Which of the lines in the data below contain the string "Files"? Copy each of them.

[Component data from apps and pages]
■ ■ ■
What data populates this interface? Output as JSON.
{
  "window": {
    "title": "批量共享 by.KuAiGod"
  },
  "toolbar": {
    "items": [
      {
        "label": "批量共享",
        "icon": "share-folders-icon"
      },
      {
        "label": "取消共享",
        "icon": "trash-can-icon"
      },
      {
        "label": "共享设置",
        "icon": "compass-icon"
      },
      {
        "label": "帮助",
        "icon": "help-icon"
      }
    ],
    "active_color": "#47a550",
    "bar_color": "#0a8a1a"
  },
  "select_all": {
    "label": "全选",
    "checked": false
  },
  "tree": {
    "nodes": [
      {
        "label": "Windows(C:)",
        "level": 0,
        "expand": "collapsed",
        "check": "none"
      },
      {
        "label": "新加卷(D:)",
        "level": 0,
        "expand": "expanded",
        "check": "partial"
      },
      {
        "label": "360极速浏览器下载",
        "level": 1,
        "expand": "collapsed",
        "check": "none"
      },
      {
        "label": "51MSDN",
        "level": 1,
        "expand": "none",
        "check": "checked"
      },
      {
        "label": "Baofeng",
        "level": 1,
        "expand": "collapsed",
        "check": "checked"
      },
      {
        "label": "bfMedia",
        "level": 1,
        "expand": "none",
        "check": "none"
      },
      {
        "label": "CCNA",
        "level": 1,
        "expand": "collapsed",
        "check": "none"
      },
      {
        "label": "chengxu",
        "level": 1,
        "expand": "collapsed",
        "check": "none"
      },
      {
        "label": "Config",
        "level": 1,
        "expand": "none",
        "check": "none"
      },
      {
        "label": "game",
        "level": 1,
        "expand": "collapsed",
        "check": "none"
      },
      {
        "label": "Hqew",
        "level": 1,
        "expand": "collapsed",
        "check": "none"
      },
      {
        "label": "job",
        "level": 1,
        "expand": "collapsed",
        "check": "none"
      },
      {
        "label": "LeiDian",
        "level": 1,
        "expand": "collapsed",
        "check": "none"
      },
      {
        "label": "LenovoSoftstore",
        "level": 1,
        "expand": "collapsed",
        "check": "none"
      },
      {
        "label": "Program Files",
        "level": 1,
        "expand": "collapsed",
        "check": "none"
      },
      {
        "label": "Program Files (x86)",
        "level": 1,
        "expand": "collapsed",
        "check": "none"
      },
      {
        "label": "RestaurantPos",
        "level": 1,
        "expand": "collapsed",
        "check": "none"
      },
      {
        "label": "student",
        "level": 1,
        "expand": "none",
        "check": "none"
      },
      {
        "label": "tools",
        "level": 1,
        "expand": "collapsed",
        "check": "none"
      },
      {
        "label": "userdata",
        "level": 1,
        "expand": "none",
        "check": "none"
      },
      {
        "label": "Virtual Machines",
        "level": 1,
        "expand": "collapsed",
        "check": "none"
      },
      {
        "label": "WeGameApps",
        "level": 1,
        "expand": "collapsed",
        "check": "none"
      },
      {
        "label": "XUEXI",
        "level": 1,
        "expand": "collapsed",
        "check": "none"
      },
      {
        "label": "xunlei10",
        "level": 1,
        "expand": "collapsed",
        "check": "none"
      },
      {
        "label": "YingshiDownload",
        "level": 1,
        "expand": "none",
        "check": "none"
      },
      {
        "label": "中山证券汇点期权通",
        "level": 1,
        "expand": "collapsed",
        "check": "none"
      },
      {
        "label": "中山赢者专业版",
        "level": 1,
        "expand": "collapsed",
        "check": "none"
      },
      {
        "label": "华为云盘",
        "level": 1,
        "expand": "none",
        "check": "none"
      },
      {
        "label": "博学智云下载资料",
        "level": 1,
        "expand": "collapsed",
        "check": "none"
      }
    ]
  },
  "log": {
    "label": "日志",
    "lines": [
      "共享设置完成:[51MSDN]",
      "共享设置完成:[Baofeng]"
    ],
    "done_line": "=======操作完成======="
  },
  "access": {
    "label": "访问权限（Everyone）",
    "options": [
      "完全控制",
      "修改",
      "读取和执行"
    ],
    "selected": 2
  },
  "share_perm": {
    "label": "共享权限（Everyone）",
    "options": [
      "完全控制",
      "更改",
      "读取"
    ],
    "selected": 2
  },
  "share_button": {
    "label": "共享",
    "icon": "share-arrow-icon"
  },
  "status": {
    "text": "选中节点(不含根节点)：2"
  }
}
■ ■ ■
### Answer for the task
        "label": "Program Files",
        "label": "Program Files (x86)",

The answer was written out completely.